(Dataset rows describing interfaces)
::::::::::

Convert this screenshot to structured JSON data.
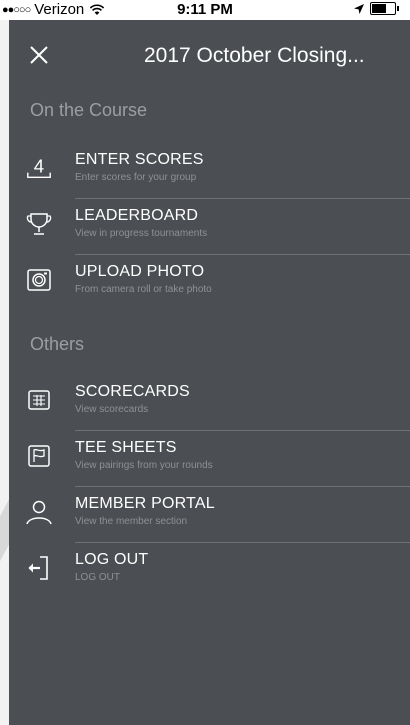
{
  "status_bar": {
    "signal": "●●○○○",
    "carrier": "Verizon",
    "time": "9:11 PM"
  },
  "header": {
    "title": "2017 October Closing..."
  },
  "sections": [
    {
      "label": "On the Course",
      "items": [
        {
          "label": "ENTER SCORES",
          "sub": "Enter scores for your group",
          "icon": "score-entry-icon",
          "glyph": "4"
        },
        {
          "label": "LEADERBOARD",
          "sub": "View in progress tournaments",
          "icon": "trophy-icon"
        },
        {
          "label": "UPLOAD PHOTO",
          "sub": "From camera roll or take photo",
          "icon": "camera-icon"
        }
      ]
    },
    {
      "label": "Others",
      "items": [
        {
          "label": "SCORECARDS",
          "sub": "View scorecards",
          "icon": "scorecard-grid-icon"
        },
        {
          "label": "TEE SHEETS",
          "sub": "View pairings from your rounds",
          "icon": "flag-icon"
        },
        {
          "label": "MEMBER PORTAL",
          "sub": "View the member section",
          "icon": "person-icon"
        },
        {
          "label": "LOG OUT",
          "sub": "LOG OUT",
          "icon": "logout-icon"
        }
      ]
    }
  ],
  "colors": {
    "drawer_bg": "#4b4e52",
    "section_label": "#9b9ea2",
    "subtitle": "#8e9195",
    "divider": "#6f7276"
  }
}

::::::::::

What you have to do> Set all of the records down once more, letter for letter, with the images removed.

Written response>
Convert this screenshot to structured JSON data.
{
  "status_bar": {
    "signal": "●●○○○",
    "carrier": "Verizon",
    "time": "9:11 PM"
  },
  "header": {
    "title": "2017 October Closing..."
  },
  "sections": [
    {
      "label": "On the Course",
      "items": [
        {
          "label": "ENTER SCORES",
          "sub": "Enter scores for your group",
          "icon": "score-entry-icon",
          "glyph": "4"
        },
        {
          "label": "LEADERBOARD",
          "sub": "View in progress tournaments",
          "icon": "trophy-icon"
        },
        {
          "label": "UPLOAD PHOTO",
          "sub": "From camera roll or take photo",
          "icon": "camera-icon"
        }
      ]
    },
    {
      "label": "Others",
      "items": [
        {
          "label": "SCORECARDS",
          "sub": "View scorecards",
          "icon": "scorecard-grid-icon"
        },
        {
          "label": "TEE SHEETS",
          "sub": "View pairings from your rounds",
          "icon": "flag-icon"
        },
        {
          "label": "MEMBER PORTAL",
          "sub": "View the member section",
          "icon": "person-icon"
        },
        {
          "label": "LOG OUT",
          "sub": "LOG OUT",
          "icon": "logout-icon"
        }
      ]
    }
  ],
  "colors": {
    "drawer_bg": "#4b4e52",
    "section_label": "#9b9ea2",
    "subtitle": "#8e9195",
    "divider": "#6f7276"
  }
}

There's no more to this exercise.